Later that day, my mom showed me a Facebook post about a 10-year-old girl who got part of a fidget spinner stuck in her esophagus — a post I was reading when I happened to look up and notice my 4-year-old prying a loose piece off the fidget spinner with his teeth.
The fidget spinner immediately died a much-lamented death in our garbage bin, making me the worst mother my kids have ever had. According to Good Housekeeping, though, fidget spinners are too dangerous to keep:
Johely Morelos cautioned her son Cayden about the dangers of fidget spinners after seeing a news story about a Texas girl who choked on a loose part, but that didn’t stop the 5-year-old from popping off a piece of his own spinner and swallowing it. “I showed him pictures and said, ‘Never put that in your mouth,'” the 23-year-old mom in Albany, Oregon told BuzzFeed News. “I guess he didn’t listen that well.”
Morelos has taken to Facebook to raise awareness of the dangers inherent in fidget spinners. She wants them to be recalled and labelled with appropriate choking hazard warnings. Other mothers have reported similar scares with fidget spinner bearings, including an ER visit where doctors had to use three different tools to cut a bearing off a 3-year-old’s finger.
It’s not just the loose bearings that make fidget spinners dangerous. My mom is an administrator at a K-12 school in Texas, where fidget spinners were banned after the high school boys started spinning them into the girls’ long hair.

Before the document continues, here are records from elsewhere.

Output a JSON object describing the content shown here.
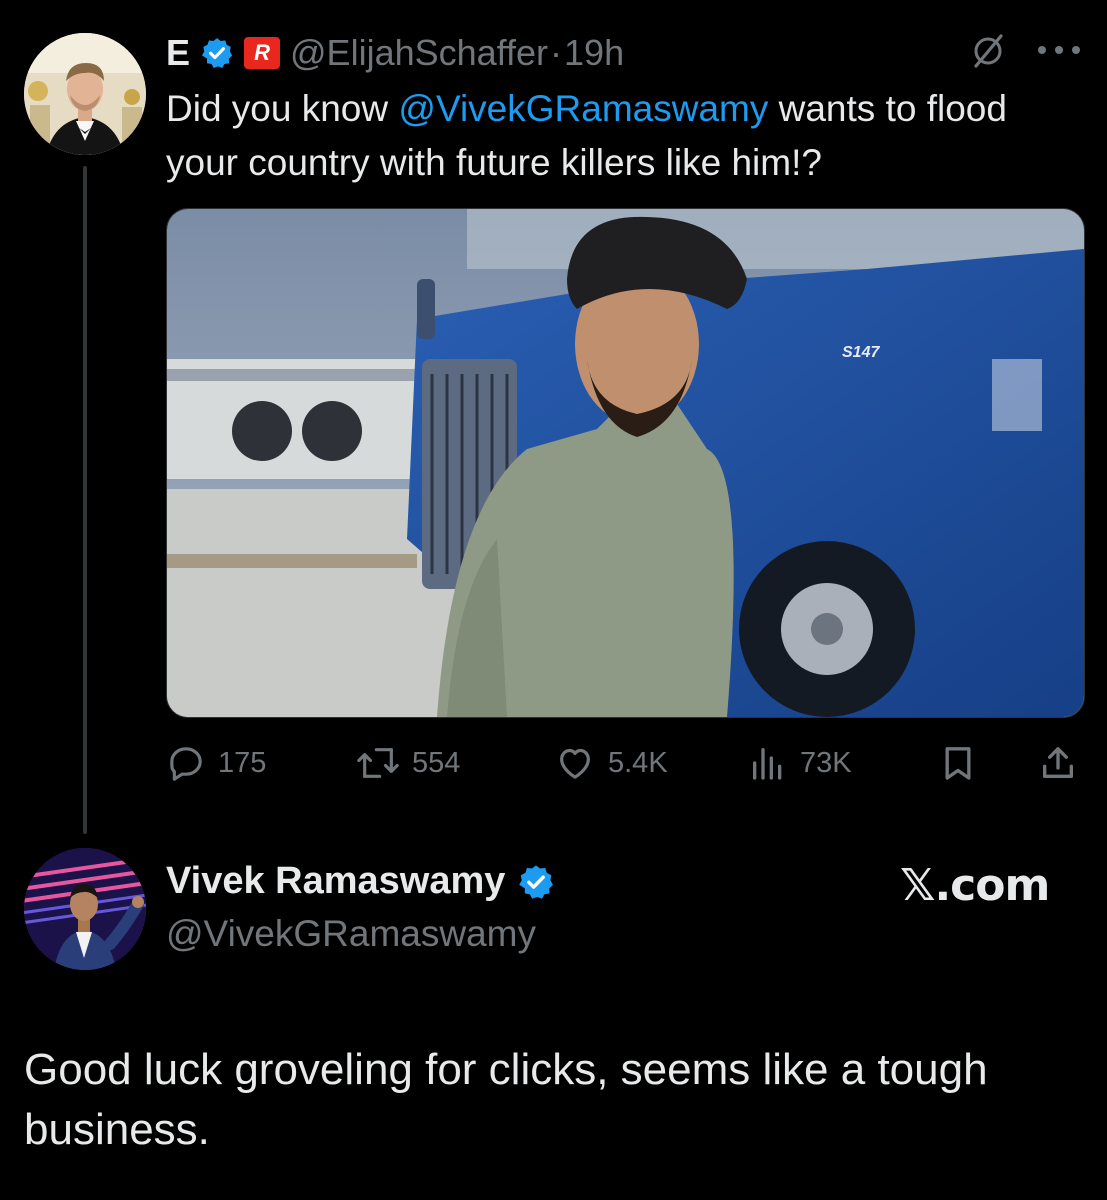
{
  "tweet": {
    "author_name": "E",
    "author_handle": "@ElijahSchaffer",
    "separator": "·",
    "time": "19h",
    "affiliate_badge": "R",
    "text_before": "Did you know ",
    "mention": "@VivekGRamaswamy",
    "text_after": " wants to flood your country with future killers like him!?",
    "media_label": "S147",
    "stats": {
      "replies": "175",
      "reposts": "554",
      "likes": "5.4K",
      "views": "73K"
    },
    "icons": [
      "verified-badge-icon",
      "grok-slash-icon",
      "more-icon",
      "reply-icon",
      "repost-icon",
      "like-icon",
      "views-icon",
      "bookmark-icon",
      "share-icon"
    ]
  },
  "reply_card": {
    "name": "Vivek Ramaswamy",
    "handle": "@VivekGRamaswamy",
    "brand": "𝕏.com",
    "text": "Good luck groveling for clicks, seems like a tough business."
  },
  "colors": {
    "background": "#000000",
    "text": "#e7e9ea",
    "muted": "#71767b",
    "accent": "#1d9bf0"
  }
}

She said the spinners got so tangled that they had to be cut out — sometimes removing a large, visible amount of hair.
I know, I know, losing hair isn’t actually dangerous, but your teenage daughter’s reaction to having a brand new bald spot might be. So take my advice and do her and your other kids a favor and confiscate their fidget spinners, before it’s too late.